A University of Chicago psychologist analyzed baby names cataloged for the past 50 years and found a modern right-side bias.
The psychology professor from the University of Chicago is doubling down on research that caused a great kerfuffle among linguists in 2012. In Daniel Casasanto’s previous paper, he presented the QWERTY effect, named after the standard American keyboard: that words typed using more letters on the right side of the keyboard (like y, u, i, o, p, m, n, j, k, l) tend to be viewed as more positive, while words typed with more letters from the left side (like z, x, c, v, b, a, s, d and f) tend to be viewed as more negative.
Now, in a paper to be presented this summer at the 36th Annual Conference of the Cognitive Science Society, Casasanto will present findings that show Americans have started to favor baby names typed with more right-side keys since 1990, the point his team chose as the beginning of the keyboard-centric era.
This builds on the same basic theory that people favor things on their dominant side, and because the vast majority of people are right-handed, that means most humans should associate positive feelings with the right side of the keyboard, too.
It just so happens that the top two baby names for 2013, announced on May 9 by the Social Security Administration, were Sophia and Noah, both of which use more letters from the right side than the left.

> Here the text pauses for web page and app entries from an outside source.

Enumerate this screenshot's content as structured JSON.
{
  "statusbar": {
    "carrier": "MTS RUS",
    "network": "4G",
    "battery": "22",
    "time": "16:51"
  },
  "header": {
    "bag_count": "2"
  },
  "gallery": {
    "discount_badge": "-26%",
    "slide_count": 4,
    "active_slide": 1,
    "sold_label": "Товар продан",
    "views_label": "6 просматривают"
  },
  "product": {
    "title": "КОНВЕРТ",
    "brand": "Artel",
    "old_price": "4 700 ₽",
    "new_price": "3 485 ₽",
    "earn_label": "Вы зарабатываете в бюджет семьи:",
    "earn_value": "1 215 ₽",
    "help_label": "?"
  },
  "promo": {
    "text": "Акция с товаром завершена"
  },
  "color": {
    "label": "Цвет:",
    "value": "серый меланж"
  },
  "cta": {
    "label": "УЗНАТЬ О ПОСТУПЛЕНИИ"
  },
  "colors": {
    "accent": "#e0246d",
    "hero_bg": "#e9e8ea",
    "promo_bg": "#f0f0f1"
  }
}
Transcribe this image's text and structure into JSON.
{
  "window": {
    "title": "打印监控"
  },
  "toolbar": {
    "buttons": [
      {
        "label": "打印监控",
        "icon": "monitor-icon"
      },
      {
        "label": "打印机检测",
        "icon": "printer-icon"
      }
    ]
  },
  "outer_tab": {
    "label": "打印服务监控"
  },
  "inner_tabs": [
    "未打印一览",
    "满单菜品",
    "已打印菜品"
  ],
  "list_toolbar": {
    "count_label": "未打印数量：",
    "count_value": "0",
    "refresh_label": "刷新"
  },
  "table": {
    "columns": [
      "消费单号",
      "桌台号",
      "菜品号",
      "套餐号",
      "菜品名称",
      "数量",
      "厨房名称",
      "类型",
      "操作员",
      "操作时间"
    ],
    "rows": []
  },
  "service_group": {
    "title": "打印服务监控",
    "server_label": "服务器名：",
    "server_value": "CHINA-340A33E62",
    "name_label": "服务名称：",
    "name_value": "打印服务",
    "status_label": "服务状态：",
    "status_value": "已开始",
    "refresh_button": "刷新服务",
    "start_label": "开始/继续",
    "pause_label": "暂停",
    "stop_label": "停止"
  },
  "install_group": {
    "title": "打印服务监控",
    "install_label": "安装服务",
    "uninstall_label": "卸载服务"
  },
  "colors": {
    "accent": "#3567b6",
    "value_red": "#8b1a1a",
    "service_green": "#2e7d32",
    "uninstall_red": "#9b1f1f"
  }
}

But Casasanto, who used SSA data from 1960 to 2012 to do his analysis, warns that this isn’t a theory that operates on an individual, name-by-name level.
Since debuting the QWERTY effect, Casasanto has discovered that it holds true for multiple languages, some of which have keyboards shaped differently than the typical America computer; for made-up words, and for the individual letters on the right and left sides of the keyboard.
But he knows the assertion that spending all day at a desk could have an influence on what people choose to call their children is not going to go down easy with everyone.
“This intuition that we have a stable mental dictionary, a mental encyclopedia, is so deeply ingrained in psychology and linguistics, threats to that are threatening to our mind-view,” he says. “What we’re showing here is a new sense of non-arbitrariness in language, a new way in which the form of a word and the way we articulate it—not with our mouth but with our fingers—is connected to the meaning of those words.”
Read the full story at time.com